Poking a Stick Into the Honor Killing v. Domestic Violence Debate

Islamic girlsFirst, we could start by abandoning this ridiculous, self-indulgent ideological debate over the taxonomy of honour killings. Those on the left who abhor the term are right about one thing: A good few of the people who constantly shout it from the rooftops are mostly interested in demonizing Islam. But that doesn’t change the fact that honour killings can . . . rather easily be distinguished from other cases of domestic violence. A murderer who kills a relative in certainty that his peers will approve is a very different animal from one who does so out of anti-social, purely secular rage.

. . . writes Chris Selley in Recipe to reduce honour killings at Canada’s National Post (gleaned from a Tweet by Doug Saunders of the Globe and Mail). More:

Between 1998 and 2007 . . . 65 Canadian children between the ages of 12 and 17 were killed by a family member. One of them was Aqsa Parvez. … Muhammad Parvez felt humiliated by his daughter’s dress, her behaviour and her choice of friends, and his remedy was to choke the life out of her. “My community will say you have not been able to control your daughter,” he lamented to his wife.

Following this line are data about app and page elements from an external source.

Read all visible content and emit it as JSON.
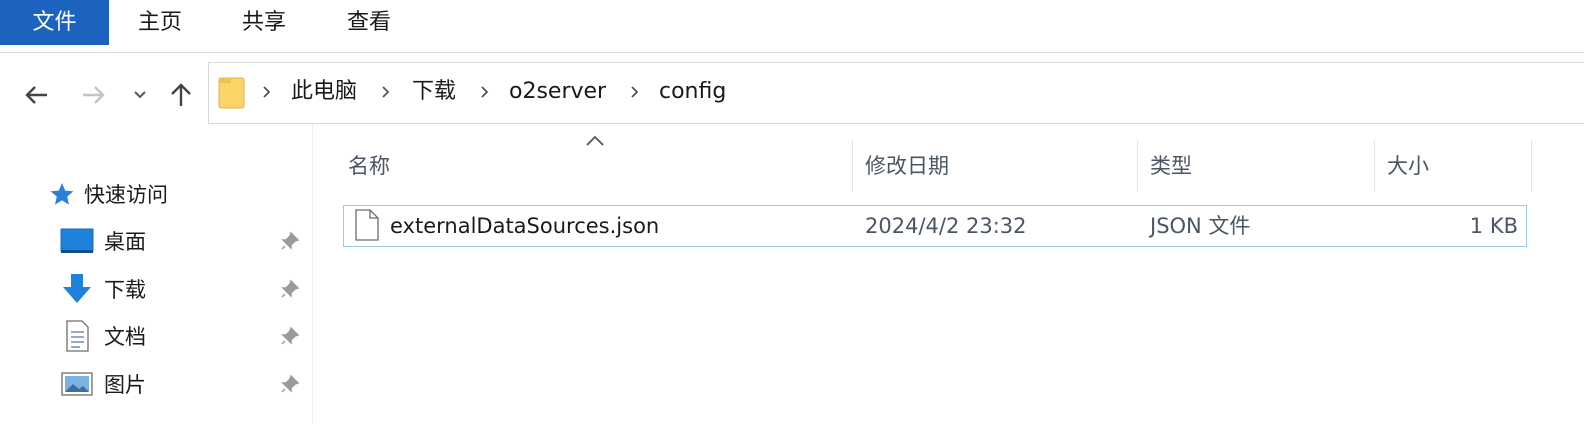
{
  "ribbon": {
    "tabs": [
      "文件",
      "主页",
      "共享",
      "查看"
    ]
  },
  "nav": {
    "back_icon": "arrow-left-icon",
    "forward_icon": "arrow-right-icon",
    "recent_icon": "chevron-down-icon",
    "up_icon": "arrow-up-icon"
  },
  "address": {
    "breadcrumbs": [
      "此电脑",
      "下载",
      "o2server",
      "config"
    ]
  },
  "sidebar": {
    "quick_access": "快速访问",
    "items": [
      {
        "label": "桌面",
        "icon": "desktop-icon"
      },
      {
        "label": "下载",
        "icon": "download-arrow-icon"
      },
      {
        "label": "文档",
        "icon": "document-icon"
      },
      {
        "label": "图片",
        "icon": "pictures-icon"
      }
    ]
  },
  "columns": [
    "名称",
    "修改日期",
    "类型",
    "大小"
  ],
  "files": [
    {
      "name": "externalDataSources.json",
      "modified": "2024/4/2 23:32",
      "type": "JSON 文件",
      "size": "1 KB"
    }
  ],
  "colors": {
    "accent": "#1c63c0",
    "selection_border": "#99c9ef",
    "header_text": "#4a5565"
  }
}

If honour killings are on the rise in Canada. … it’s not as if this is a leading cause of death in Canada, or even of domestic homicide. … The question is not whether this is a problem for the diaspora communities in question, and for Canada. It is. The question is whether it demands sweeping, perhaps structural, changes to Canadian society — for example, “the immigration debate we don’t want to have,” as a Globe and Mail headline darkly intoned yesterday. I don’t think it does. I think it just means we need to try harder.

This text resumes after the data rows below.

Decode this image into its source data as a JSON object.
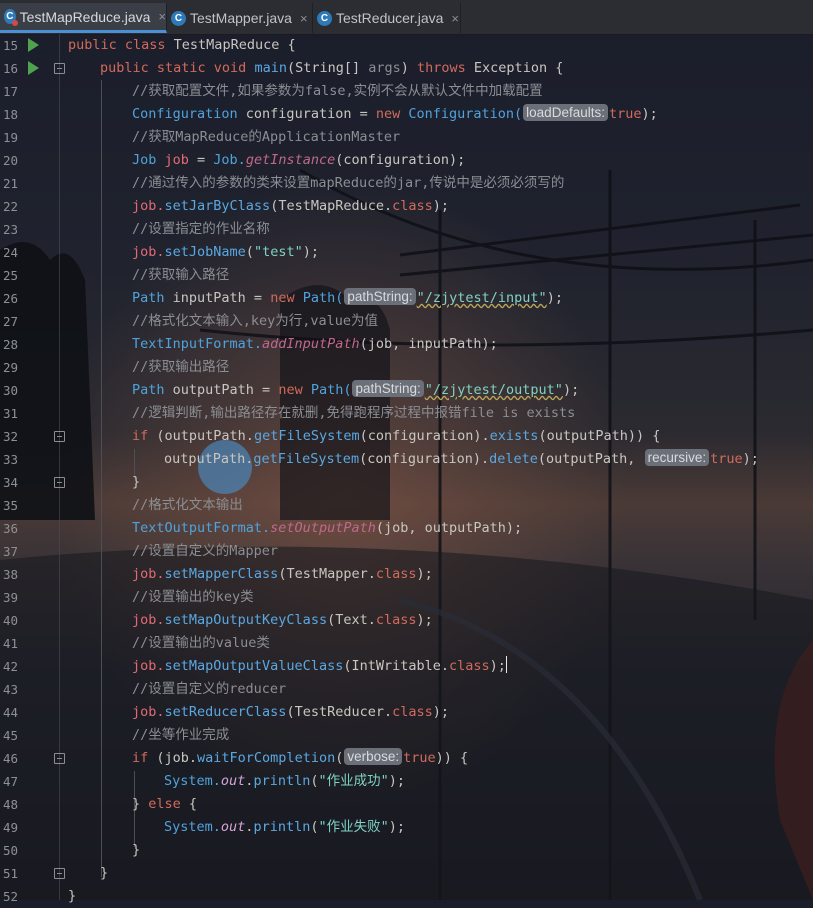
{
  "tabs": [
    {
      "label": "TestMapReduce.java",
      "active": true,
      "icon": "class-icon-error"
    },
    {
      "label": "TestMapper.java",
      "active": false,
      "icon": "class-icon"
    },
    {
      "label": "TestReducer.java",
      "active": false,
      "icon": "class-icon"
    }
  ],
  "tab_close": "×",
  "tab_icon_letter": "C",
  "line_numbers": [
    "15",
    "16",
    "17",
    "18",
    "19",
    "20",
    "21",
    "22",
    "23",
    "24",
    "25",
    "26",
    "27",
    "28",
    "29",
    "30",
    "31",
    "32",
    "33",
    "34",
    "35",
    "36",
    "37",
    "38",
    "39",
    "40",
    "41",
    "42",
    "43",
    "44",
    "45",
    "46",
    "47",
    "48",
    "49",
    "50",
    "51",
    "52"
  ],
  "code": {
    "l15": [
      "public class ",
      "TestMapReduce",
      " {"
    ],
    "l16": [
      "public static void ",
      "main",
      "(String[] ",
      "args",
      ") ",
      "throws ",
      "Exception {"
    ],
    "l17": "//获取配置文件,如果参数为false,实例不会从默认文件中加载配置",
    "l18": [
      "Configuration ",
      "configuration",
      " = ",
      "new ",
      "Configuration(",
      "loadDefaults:",
      "true",
      ");"
    ],
    "l19": "//获取MapReduce的ApplicationMaster",
    "l20": [
      "Job ",
      "job",
      " = ",
      "Job.",
      "getInstance",
      "(configuration);"
    ],
    "l21": "//通过传入的参数的类来设置mapReduce的jar,传说中是必须必须写的",
    "l22": [
      "job.",
      "setJarByClass",
      "(TestMapReduce.",
      "class",
      ");"
    ],
    "l23": "//设置指定的作业名称",
    "l24": [
      "job.",
      "setJobName",
      "(",
      "\"test\"",
      ");"
    ],
    "l25": "//获取输入路径",
    "l26": [
      "Path ",
      "inputPath",
      " = ",
      "new ",
      "Path(",
      "pathString:",
      "\"/zjytest/input\"",
      ");"
    ],
    "l27": "//格式化文本输入,key为行,value为值",
    "l28": [
      "TextInputFormat.",
      "addInputPath",
      "(job, inputPath);"
    ],
    "l29": "//获取输出路径",
    "l30": [
      "Path ",
      "outputPath",
      " = ",
      "new ",
      "Path(",
      "pathString:",
      "\"/zjytest/output\"",
      ");"
    ],
    "l31": "//逻辑判断,输出路径存在就删,免得跑程序过程中报错file is exists",
    "l32": [
      "if ",
      "(outputPath.",
      "getFileSystem",
      "(configuration).",
      "exists",
      "(outputPath)) {"
    ],
    "l33": [
      "outputPath.",
      "getFileSystem",
      "(configuration).",
      "delete",
      "(outputPath, ",
      "recursive:",
      "true",
      ");"
    ],
    "l34": "}",
    "l35": "//格式化文本输出",
    "l36": [
      "TextOutputFormat.",
      "setOutputPath",
      "(job, outputPath);"
    ],
    "l37": "//设置自定义的Mapper",
    "l38": [
      "job.",
      "setMapperClass",
      "(TestMapper.",
      "class",
      ");"
    ],
    "l39": "//设置输出的key类",
    "l40": [
      "job.",
      "setMapOutputKeyClass",
      "(Text.",
      "class",
      ");"
    ],
    "l41": "//设置输出的value类",
    "l42": [
      "job.",
      "setMapOutputValueClass",
      "(IntWritable.",
      "class",
      ");"
    ],
    "l43": "//设置自定义的reducer",
    "l44": [
      "job.",
      "setReducerClass",
      "(TestReducer.",
      "class",
      ");"
    ],
    "l45": "//坐等作业完成",
    "l46": [
      "if ",
      "(job.",
      "waitForCompletion",
      "(",
      "verbose:",
      "true",
      ")) {"
    ],
    "l47": [
      "System.",
      "out",
      ".",
      "println",
      "(",
      "\"作业成功\"",
      ");"
    ],
    "l48": [
      "} ",
      "else",
      " {"
    ],
    "l49": [
      "System.",
      "out",
      ".",
      "println",
      "(",
      "\"作业失败\"",
      ");"
    ],
    "l50": "}",
    "l51": "}",
    "l52": "}"
  }
}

For example . . .

An unapologetic, incessant message to women and girls living in abusive situations that they don’t have to, and should not, put up with it, backed up with well-funded resources like safe houses and punitive criminal sanctions for offenders.

Asking “What’s the alternative?” Selley concludes:

In a highly theoretical world, we could ban immigration from countries or communities where honour crimes are common. That’s obviously not going to happen. And if it did, we’d be denying people like Aqsa Parvez even the chance to be Canadian. [He] came to Canada as a refugee, not as an immigrant. … Canada granted him asylum from persecution . . . and he repaid the favour by persecuting his daughter for wanting to be free. Because of this cretin, we should turn the country upside down? No thanks.

Do Focal Points readers agree that honor killings can easily be distinguished from other cases of domestic violence? Do you agree with the author that all of us in North America need to guard against over-reacting to honor killings?